That was the beginning of a long friendship and brotherhood between these two freedom fighters whose relationship has served as examples of how Muslims and Christians can get along–and get along well. But then again, Rev. Wilson is not your typical Christian minister. He does have a portrait of a Black Jesus facing the congregation, along with other notable Black history-makers such as Mary McLeod Bethune, the Honorable Elijah Muhammad, Marcus Garvey, W.E.B Dubois and Harriet Tubman.

The history of Union Temple Baptist Church is filled with stories of legend. The late Rev. Chester Smallwood, father of Grammy Award-winning gospel artist Richard Smallwood, founded the tiny ministry in 1967. The church held its first meetings in a residence in the Southeast Washington neighborhood where the church now represents a commanding presence.   

At the time of its founding, Rev. Wilson was working on his Master’s degree at the Howard University Divinity School. One day as he sat in class, the student preacher heard gospel music being sung on the campus quad, he recounted to attendees at the anniversary gala dinner Apr. 29 celebrating his 33rd pastoral anniversary.

The music, by artists including Donny Hathaway, Roberta Flack and Richard Smallwood, was part of a protest demanding the inclusion of Black gospel on campus. Back in 1969, however, Rev. Wilson pointed out, Howard University’s Divinity School curriculum did not contain or permit any emphasis on what has since become known as “Black Theology” or any other Black Christian traditions or religious scholarship.
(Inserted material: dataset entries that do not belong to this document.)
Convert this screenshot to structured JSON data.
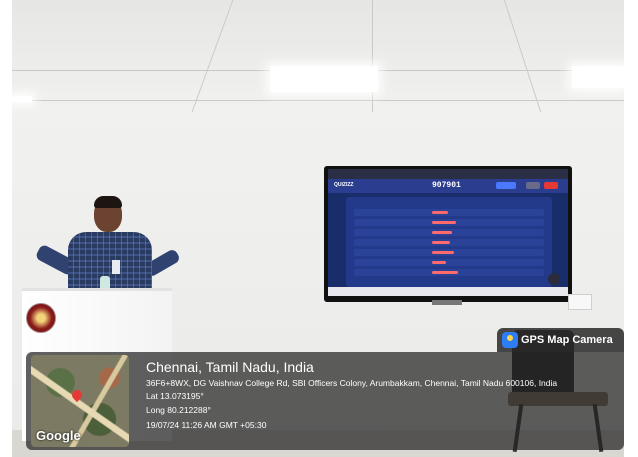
{
  "photo": {
    "screen": {
      "brand": "QUIZIZZ",
      "join_code": "907901"
    },
    "geotag": {
      "app_name": "GPS Map Camera",
      "map_provider": "Google",
      "place": "Chennai, Tamil Nadu, India",
      "address": "36F6+8WX, DG Vaishnav College Rd, SBI Officers Colony, Arumbakkam, Chennai, Tamil Nadu 600106, India",
      "latitude": "Lat 13.073195°",
      "longitude": "Long 80.212288°",
      "datetime": "19/07/24 11:26 AM GMT +05:30"
    }
  }
}
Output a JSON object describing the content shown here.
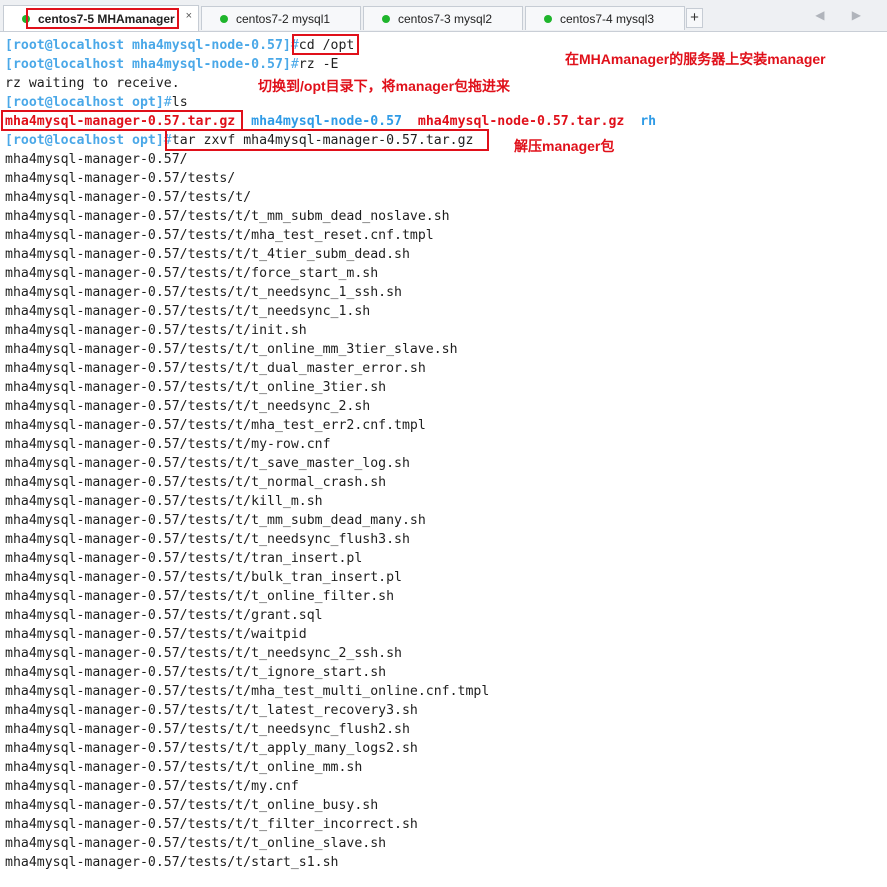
{
  "tabs": [
    {
      "label": "centos7-5 MHAmanager",
      "active": true
    },
    {
      "label": "centos7-2 mysql1",
      "active": false
    },
    {
      "label": "centos7-3 mysql2",
      "active": false
    },
    {
      "label": "centos7-4 mysql3",
      "active": false
    }
  ],
  "tab_close_glyph": "×",
  "add_tab_glyph": "+",
  "nav_arrows": "◀ ▶",
  "terminal": {
    "cmd1": {
      "prompt": "[root@localhost mha4mysql-node-0.57]",
      "hash": "#",
      "text": "cd /opt"
    },
    "cmd2": {
      "prompt": "[root@localhost mha4mysql-node-0.57]",
      "hash": "#",
      "text": "rz -E"
    },
    "rz_output": "rz waiting to receive.",
    "cmd3": {
      "prompt": "[root@localhost opt]",
      "hash": "#",
      "text": "ls"
    },
    "ls_output": {
      "manager_tar": "mha4mysql-manager-0.57.tar.gz",
      "node_dir": "mha4mysql-node-0.57",
      "node_tar": "mha4mysql-node-0.57.tar.gz",
      "rh": "rh"
    },
    "cmd4": {
      "prompt": "[root@localhost opt]",
      "hash": "#",
      "text": "tar zxvf mha4mysql-manager-0.57.tar.gz"
    },
    "tar_output": [
      "mha4mysql-manager-0.57/",
      "mha4mysql-manager-0.57/tests/",
      "mha4mysql-manager-0.57/tests/t/",
      "mha4mysql-manager-0.57/tests/t/t_mm_subm_dead_noslave.sh",
      "mha4mysql-manager-0.57/tests/t/mha_test_reset.cnf.tmpl",
      "mha4mysql-manager-0.57/tests/t/t_4tier_subm_dead.sh",
      "mha4mysql-manager-0.57/tests/t/force_start_m.sh",
      "mha4mysql-manager-0.57/tests/t/t_needsync_1_ssh.sh",
      "mha4mysql-manager-0.57/tests/t/t_needsync_1.sh",
      "mha4mysql-manager-0.57/tests/t/init.sh",
      "mha4mysql-manager-0.57/tests/t/t_online_mm_3tier_slave.sh",
      "mha4mysql-manager-0.57/tests/t/t_dual_master_error.sh",
      "mha4mysql-manager-0.57/tests/t/t_online_3tier.sh",
      "mha4mysql-manager-0.57/tests/t/t_needsync_2.sh",
      "mha4mysql-manager-0.57/tests/t/mha_test_err2.cnf.tmpl",
      "mha4mysql-manager-0.57/tests/t/my-row.cnf",
      "mha4mysql-manager-0.57/tests/t/t_save_master_log.sh",
      "mha4mysql-manager-0.57/tests/t/t_normal_crash.sh",
      "mha4mysql-manager-0.57/tests/t/kill_m.sh",
      "mha4mysql-manager-0.57/tests/t/t_mm_subm_dead_many.sh",
      "mha4mysql-manager-0.57/tests/t/t_needsync_flush3.sh",
      "mha4mysql-manager-0.57/tests/t/tran_insert.pl",
      "mha4mysql-manager-0.57/tests/t/bulk_tran_insert.pl",
      "mha4mysql-manager-0.57/tests/t/t_online_filter.sh",
      "mha4mysql-manager-0.57/tests/t/grant.sql",
      "mha4mysql-manager-0.57/tests/t/waitpid",
      "mha4mysql-manager-0.57/tests/t/t_needsync_2_ssh.sh",
      "mha4mysql-manager-0.57/tests/t/t_ignore_start.sh",
      "mha4mysql-manager-0.57/tests/t/mha_test_multi_online.cnf.tmpl",
      "mha4mysql-manager-0.57/tests/t/t_latest_recovery3.sh",
      "mha4mysql-manager-0.57/tests/t/t_needsync_flush2.sh",
      "mha4mysql-manager-0.57/tests/t/t_apply_many_logs2.sh",
      "mha4mysql-manager-0.57/tests/t/t_online_mm.sh",
      "mha4mysql-manager-0.57/tests/t/my.cnf",
      "mha4mysql-manager-0.57/tests/t/t_online_busy.sh",
      "mha4mysql-manager-0.57/tests/t/t_filter_incorrect.sh",
      "mha4mysql-manager-0.57/tests/t/t_online_slave.sh",
      "mha4mysql-manager-0.57/tests/t/start_s1.sh"
    ]
  },
  "annotations": {
    "install_note": "在MHAmanager的服务器上安装manager",
    "upload_note": "切换到/opt目录下，将manager包拖进来",
    "extract_note": "解压manager包"
  },
  "colors": {
    "prompt": "#4aa8e8",
    "highlight_red": "#e0101a",
    "dir_blue": "#2f9be6",
    "tab_dot_green": "#1fb52c"
  }
}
Rev. Wilson–who earned the Vernon Johns Preaching Award for the most “Outstanding Orator and Preacher” of his graduating class–immediately joined the campus movement and began preaching. His crusade attracted people from the campus and street people, alcoholics and drug users from the neighborhood surrounding the school to hear his preaching.

When Rev. Chester Smallwood passed in 1971, at the request of Mrs. Smallwood, Rev. Wilson assisted reverends Simon Beamon and John Moss, preaching and teaching at Union Temple on weekends for 18 months until he was assigned to pastor the 30-member congregation on Feb. 25, 1973. When he assumed the leadership, Rev. Wilson brought two dozen students, associates and former substance abusers he had been counseling into the church, establishing the first ministry for drug and alcohol abusers at any Black church in the nation’s capital.

He also instituted a number of progressive, African-centered changes, including a “tribal system” designed to enhance spiritual development. With celebrations such as a “24-hour Marathon for Christ,” the church grew in reputation, popularity and size, moved into increasingly attractive locations, and purchased homes and rental property in the surrounding neighborhood as it grew. Union Temple now boasts over 8,000 members on its rolls.

Union Temple was the first Washington-area church to celebrate Kwanzaa or commission a painting of the first Black Christ. It was also the first Black church to institute an investment program, a “Rites of Passage Ministry” for children passing into adulthood and a Drill Team.   

Rev. Wilson pointed out that Minister Farrakhan has been a counselor, advisor and role model for his ministry. “There are so many parallels,” that his pastoral career has with that of the Muslim leader, he added, noting Minister Farrakhan’s advice to purchase property around the church. As a result, the church now owns every property in the block surrounding the church, except one.

“Serving us as a people is not easy,” Minister Farrakhan said in brief remarks at the dinner celebration. “We are a people that would tax God. We are a people who, unfortunately, are ungrateful for the things that God blesses us with.”

“If we are grateful for small things, we won’t miss the big things. Being grateful to God is our first duty,” he pointed out, especially when God blesses people with such a “good shepherd” as Rev. Wilson.